EXTRACTED ENTRIES Start Marker
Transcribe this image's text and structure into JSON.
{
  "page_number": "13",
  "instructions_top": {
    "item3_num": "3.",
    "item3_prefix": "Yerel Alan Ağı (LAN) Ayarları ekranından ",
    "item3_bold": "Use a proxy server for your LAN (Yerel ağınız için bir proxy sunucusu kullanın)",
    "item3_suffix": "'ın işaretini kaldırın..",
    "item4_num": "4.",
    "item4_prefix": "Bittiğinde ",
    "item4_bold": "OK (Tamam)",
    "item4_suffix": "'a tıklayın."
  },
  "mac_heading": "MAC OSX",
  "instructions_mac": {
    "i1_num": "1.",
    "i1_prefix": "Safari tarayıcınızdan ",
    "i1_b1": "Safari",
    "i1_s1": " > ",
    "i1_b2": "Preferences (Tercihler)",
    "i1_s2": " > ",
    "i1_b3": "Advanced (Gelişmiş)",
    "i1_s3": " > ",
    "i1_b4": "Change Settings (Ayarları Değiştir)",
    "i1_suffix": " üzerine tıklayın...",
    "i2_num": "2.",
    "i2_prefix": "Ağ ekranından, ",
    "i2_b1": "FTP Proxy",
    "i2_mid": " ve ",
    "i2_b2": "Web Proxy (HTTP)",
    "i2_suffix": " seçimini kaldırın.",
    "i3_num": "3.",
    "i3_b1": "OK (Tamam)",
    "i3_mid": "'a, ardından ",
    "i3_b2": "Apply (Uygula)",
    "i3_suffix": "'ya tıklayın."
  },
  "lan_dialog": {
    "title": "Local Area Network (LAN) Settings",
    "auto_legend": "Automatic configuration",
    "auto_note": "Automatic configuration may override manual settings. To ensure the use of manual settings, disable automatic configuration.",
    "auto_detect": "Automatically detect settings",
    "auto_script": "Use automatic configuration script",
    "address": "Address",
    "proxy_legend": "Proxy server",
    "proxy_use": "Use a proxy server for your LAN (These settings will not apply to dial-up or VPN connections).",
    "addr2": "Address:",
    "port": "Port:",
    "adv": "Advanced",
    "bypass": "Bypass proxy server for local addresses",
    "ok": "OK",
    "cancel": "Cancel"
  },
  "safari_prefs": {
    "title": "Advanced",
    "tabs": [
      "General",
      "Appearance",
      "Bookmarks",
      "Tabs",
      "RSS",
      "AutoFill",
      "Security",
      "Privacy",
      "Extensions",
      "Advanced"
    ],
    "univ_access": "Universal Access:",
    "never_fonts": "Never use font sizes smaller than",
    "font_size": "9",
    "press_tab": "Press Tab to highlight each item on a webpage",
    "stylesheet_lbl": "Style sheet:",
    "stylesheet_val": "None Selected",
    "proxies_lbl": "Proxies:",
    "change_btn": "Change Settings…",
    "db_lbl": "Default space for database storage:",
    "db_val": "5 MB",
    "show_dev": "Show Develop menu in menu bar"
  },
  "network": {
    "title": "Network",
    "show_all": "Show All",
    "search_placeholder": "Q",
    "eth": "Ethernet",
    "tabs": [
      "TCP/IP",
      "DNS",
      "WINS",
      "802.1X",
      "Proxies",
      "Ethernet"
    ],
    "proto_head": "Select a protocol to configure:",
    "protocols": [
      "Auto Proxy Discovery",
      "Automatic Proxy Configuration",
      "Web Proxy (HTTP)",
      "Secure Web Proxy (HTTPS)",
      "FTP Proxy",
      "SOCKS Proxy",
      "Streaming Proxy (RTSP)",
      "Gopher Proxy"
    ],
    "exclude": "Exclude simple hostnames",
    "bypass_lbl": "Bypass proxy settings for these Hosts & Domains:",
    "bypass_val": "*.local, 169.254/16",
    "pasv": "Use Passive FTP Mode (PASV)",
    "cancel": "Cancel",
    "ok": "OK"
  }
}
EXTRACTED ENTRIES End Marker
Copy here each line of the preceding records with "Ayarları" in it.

    "item3_prefix": "Yerel Alan Ağı (LAN) Ayarları ekranından ",
    "i1_b4": "Change Settings (Ayarları Değiştir)",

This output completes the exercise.